Foreword Eileen Claussen, President, Pew Center on Global Climate Change
Buildings in the United States homes, offices, and industrial facilities account for over
40 percent of our nation s carbon dioxide emissions. Most of these emissions come from the combustion
of fossil fuels to provide heating, cooling, and lighting and to run electrical equipment and appliances.
The manufacture of building materials and products, and the increased emissions from the transportation
generated by urban sprawl, also contribute a significant amount of greenhouse gas (GHG) emissions every
year. In this report, authors Marilyn Brown, Frank Southworth, and Theresa Stovall identify numerous
opportunities available now, and in the future, to reduce the building sector s overall impact on climate.
This Pew Center report is part of our effort to examine key sectors, technologies, and policy
options to construct the 10 50 Solution to climate change. The idea is that we need to tackle climate
change over the next fifty years, one decade at a time. Looking at options for the near (10 years) and long
(50 years) term, this report yields the following insights for reducing GHG emissions from the largest
portion of our nation s physical wealth our built environment.
This sector presents tremendous challenges. There are so many different energy end uses and
GHG relevant features, multiple stakeholders and decision makers, and numerous market barriers
to energy efficiency.
Yet numerous opportunities exist. In the near term, simply bringing current building practices up
to the level of best practices would yield tremendous energy and cost savings. Past studies have
shown that many climate friendly and cost effective measures in the buildings sector are not fully
utilized in the absence of policy intervention. The R&D and six deployment policies examined in
this report could reduce forecasted energy consumption and carbon emissions of buildings in the
United States in 2025 by almost one quarter, or by an amount roughly equal to 10% of total

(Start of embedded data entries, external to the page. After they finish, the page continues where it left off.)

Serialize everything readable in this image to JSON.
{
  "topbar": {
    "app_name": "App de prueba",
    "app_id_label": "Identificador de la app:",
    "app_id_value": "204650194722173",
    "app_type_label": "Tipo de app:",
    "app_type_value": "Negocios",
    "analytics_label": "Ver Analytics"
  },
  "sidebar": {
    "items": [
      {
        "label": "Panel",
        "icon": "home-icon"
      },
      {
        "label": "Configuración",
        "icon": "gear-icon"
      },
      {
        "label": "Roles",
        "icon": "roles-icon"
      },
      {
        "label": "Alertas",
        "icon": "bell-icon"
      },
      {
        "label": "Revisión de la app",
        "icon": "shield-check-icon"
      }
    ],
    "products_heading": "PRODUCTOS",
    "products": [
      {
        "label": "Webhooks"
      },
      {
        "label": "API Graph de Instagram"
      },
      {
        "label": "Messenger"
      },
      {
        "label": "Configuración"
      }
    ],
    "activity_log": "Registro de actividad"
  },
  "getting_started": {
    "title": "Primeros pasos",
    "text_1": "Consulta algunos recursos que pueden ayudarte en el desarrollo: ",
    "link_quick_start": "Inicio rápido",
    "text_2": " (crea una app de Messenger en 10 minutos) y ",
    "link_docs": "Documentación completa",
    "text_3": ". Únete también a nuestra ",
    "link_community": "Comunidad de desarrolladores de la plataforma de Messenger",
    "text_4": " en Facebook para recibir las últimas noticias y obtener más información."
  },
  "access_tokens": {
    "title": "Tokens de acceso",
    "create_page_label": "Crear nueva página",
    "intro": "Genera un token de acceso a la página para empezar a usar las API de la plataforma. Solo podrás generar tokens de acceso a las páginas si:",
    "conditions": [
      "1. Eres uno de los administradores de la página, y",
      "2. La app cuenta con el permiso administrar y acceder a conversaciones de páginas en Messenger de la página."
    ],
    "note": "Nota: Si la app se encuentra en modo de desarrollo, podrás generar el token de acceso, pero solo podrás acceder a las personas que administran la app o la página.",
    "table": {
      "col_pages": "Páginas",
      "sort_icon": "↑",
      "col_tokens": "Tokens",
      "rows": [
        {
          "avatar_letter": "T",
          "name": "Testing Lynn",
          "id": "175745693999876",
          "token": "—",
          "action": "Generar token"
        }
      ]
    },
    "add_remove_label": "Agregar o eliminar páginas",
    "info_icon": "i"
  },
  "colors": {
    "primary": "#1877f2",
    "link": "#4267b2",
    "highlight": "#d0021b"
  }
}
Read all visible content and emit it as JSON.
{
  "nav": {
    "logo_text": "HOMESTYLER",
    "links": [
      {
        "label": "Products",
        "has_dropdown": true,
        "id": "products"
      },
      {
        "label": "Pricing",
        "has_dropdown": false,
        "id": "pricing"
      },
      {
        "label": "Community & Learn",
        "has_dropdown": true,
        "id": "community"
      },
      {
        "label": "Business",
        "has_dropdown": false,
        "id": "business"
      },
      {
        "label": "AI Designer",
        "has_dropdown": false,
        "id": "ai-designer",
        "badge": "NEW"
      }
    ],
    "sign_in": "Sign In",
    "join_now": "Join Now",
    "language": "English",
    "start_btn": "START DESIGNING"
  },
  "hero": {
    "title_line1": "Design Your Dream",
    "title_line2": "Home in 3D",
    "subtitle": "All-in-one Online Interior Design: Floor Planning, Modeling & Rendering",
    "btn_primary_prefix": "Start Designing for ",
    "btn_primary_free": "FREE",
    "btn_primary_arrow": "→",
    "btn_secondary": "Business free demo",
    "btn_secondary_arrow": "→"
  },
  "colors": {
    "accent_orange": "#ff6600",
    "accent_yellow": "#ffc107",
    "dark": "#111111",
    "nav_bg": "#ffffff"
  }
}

projected U.S. carbon emissions. In 2025 and beyond, newly constructed net zero energy homes
and climate friendly designs for large commercial buildings and industrial facilities could begin
to generate sizeable GHG reductions by displacing the energy intensive structures that embody
today's standard practices.
An integrated approach is needed to reduce GHG emissions from the diverse and fragmented building
sector. Such an approach coordinates across technical and policy solutions, integrates engineer
ing approaches with architectural design, considers design decisions within the realities of build
ing operation, integrates green building with smart growth concepts, and takes into account the
numerous decision makers within the industry.
An expansive view of the building sector is needed to completely identify and capitalize on the
full range of GHG reduction opportunities. Such a view needs to consider future building
construction (including life cycle aspects of buildings materials, design, and demolition), use
(including on site power generation and its interface with the electric grid), and location
(in terms of urban densities and access to employment and services).
The authors and the Pew Center would like to thank Robert Broad of Pulte Home Sciences, Leon
Clarke of the Pacific Northwest Laboratory, Jean Lupinacci of the U.S. Environmental Protection Agency,
and Steven Nadel of the American Council for an Energy Efficient Economy for their review of and advice
on a previous draft of this report, and Tony Schaffhaeuser for contributions to an early version this paper.
Towards a Climate Friendly